There--in sharp contrast to Moscow--most regional newspapers and television outlets are dependent on subsidies from regional budgets, and the few independent media outlets that have managed to emerge over the last several years are facing increasing pressure from regional authorities and interest groups. That pressure has taken a variety of forms from censorship, to sudden evictions and even violence.

In Sverdlovsk Oblast, where Russian President Boris Yeltsin's made his early political career, the director of a private television station, Igor Mirnyuk, was murdered near his home last month, the fourth member of the local media to be attacked within the last three months. Meanwhile, journalists in Tula, Kaliningrad, and Saratov have all been beaten in attacks linked with their work critical of local governments.

In Bashkortostan, a mostly Muslim republic in the Urals region, the local parliament recently banned the broadcast of two nationally distributed programs of state-controlled television stations that have attempted to smear nationally based political allies of Bashkortostan's President Murtaza Rakhimov. It was only after these same state-controlled television stations turned their attention to what they called the repressive nature of Bashkortostan's regime and Russian Prime Minister Vladimir Putin paid a call on Rakhimov that the president announced that broadcasts would be resumed. Formally, of course, only the parliament can rescind a decision it issued, but the legislators are expected to toe the line in due course.

But perhaps the most concerted and comprehensive effort to restrict the press has been taking place in the Far Eastern region of Primorskii Krai, home of Russia's Pacific Fleet and the port city of Vladivostok. And unlike the effort in Bashkortostan, this campaign against the local press has attracted no censure from the prime minister or state-controlled broadcasters. The probable reason is that Primore's Governor Yevgenii Nazdratenko is a member of the pro-Kremlin election bloc, Unity. In addition, Nazdratenko had reportedly been able to curb negative press coverage not only about his own actions but about policies of Prime Minister Putin's government.

Perhaps the most dramatic of the Nazdratenko administration effort's against local media was the seizure of the independent radio station Lemma on 19 November by Vladivostok police. Lemma journalists had been broadcasting using a gasoline-powered generator after the city cut electricity to their building.

Much more subtle has been Nazdratenko's actions vis-a-vis a popular local edition of the Moscow-based newspaper "Moskovskii komsomolets." In September, the newspaper was suddenly informed by the city administration that it was losing its office space despite having invested in remodeling the facilities. In November, during a trip to Moscow, Governor Nazdratenko reportedly met with the top editors of the newspaper to complain about Andrei Kalachinksii, the editor of the local edition. Soon after, the owner of the local version introduced a new layer of editorial control and as a result the newspaper was cleansed of any comments critical of the krai's government. Kalachinskii subsequently resigned.

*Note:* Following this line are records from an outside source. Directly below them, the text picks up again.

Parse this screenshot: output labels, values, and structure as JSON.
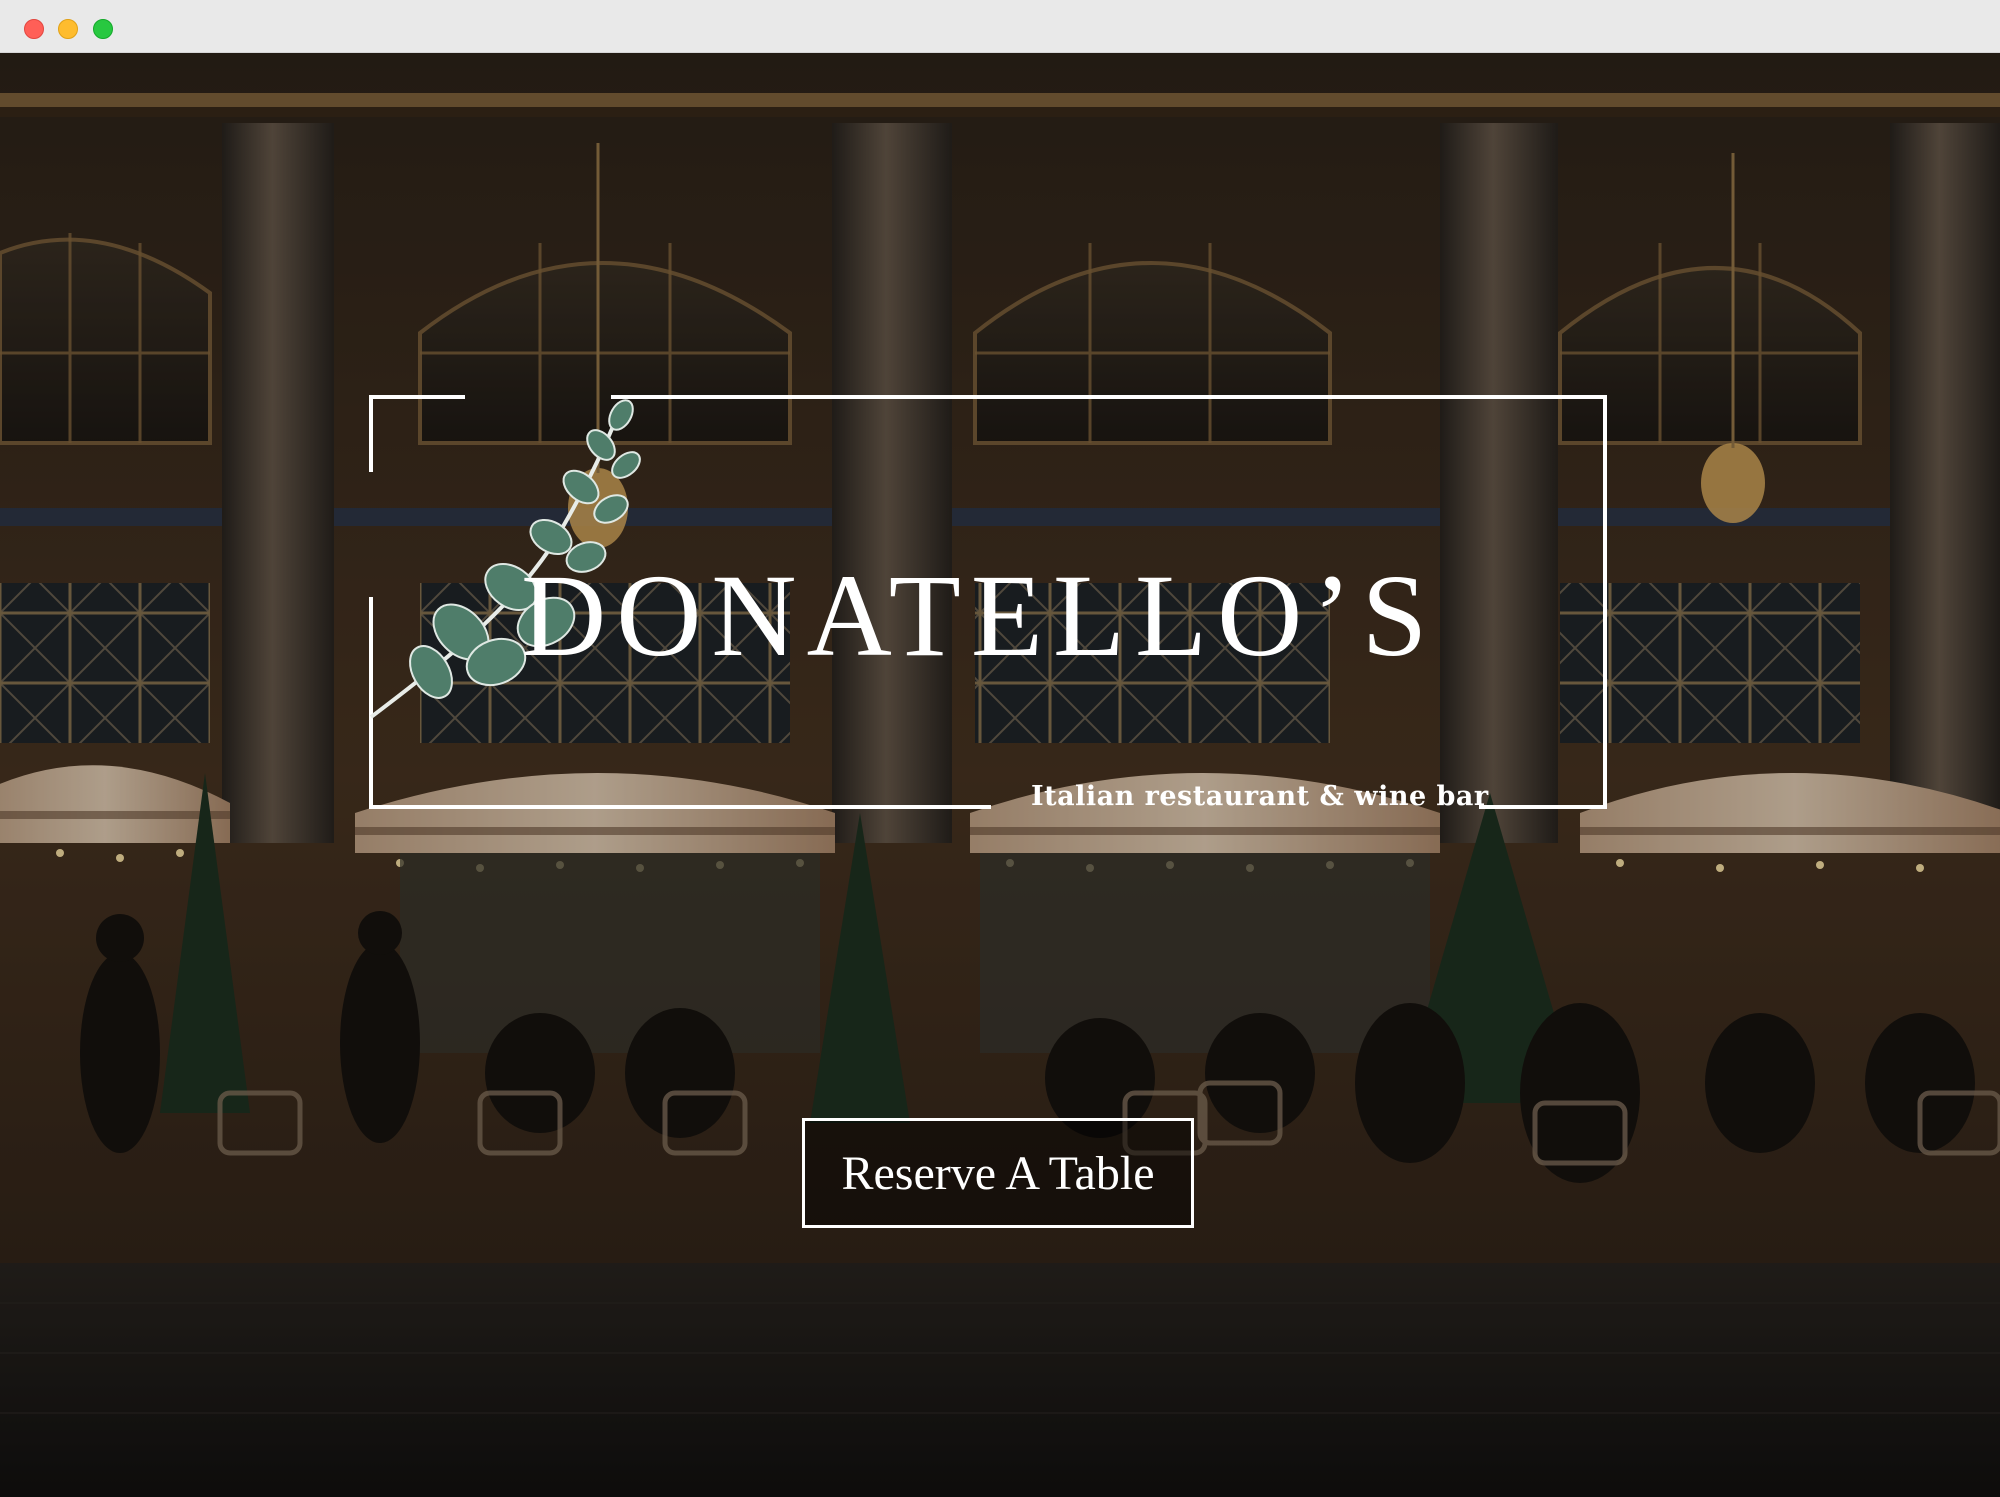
{
  "window": {
    "controls": [
      "close",
      "minimize",
      "zoom"
    ],
    "colors": {
      "close": "#ff5f57",
      "minimize": "#febc2e",
      "zoom": "#28c840"
    }
  },
  "hero": {
    "background_description_icon": "restaurant-terrace-photo",
    "logo": {
      "name": "DONATELLO’S",
      "tagline": "Italian restaurant & wine bar",
      "ornament_icon": "eucalyptus-branch-icon",
      "accent_color": "#4f7d6a"
    },
    "cta": {
      "label": "Reserve A Table"
    }
  }
}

That these events have passed with little comment in Western capitals might be taken as a sign that they are unimportant. But that is clearly wrong. Long after international election monitors have left Russian soil, the independent media can report on the doings of local leaders and election commissions. And longer still--after the results of those elections have faded from the headlines--local journalists can ask the tough, important questions of recently elected government officials about why teachers' salaries haven't been paid when Moscow reports that money has been transferred to regional coffers. Already, these questions often don't get asked.

Perhaps after Russia's elections the newly elected officials in Moscow will have to answer not only to the relatively "free" Moscow-based media, whose agenda is set by Russia's economic barons, but to regionally-based independent journalists who just might have the interests of voters who elected these officials in mind.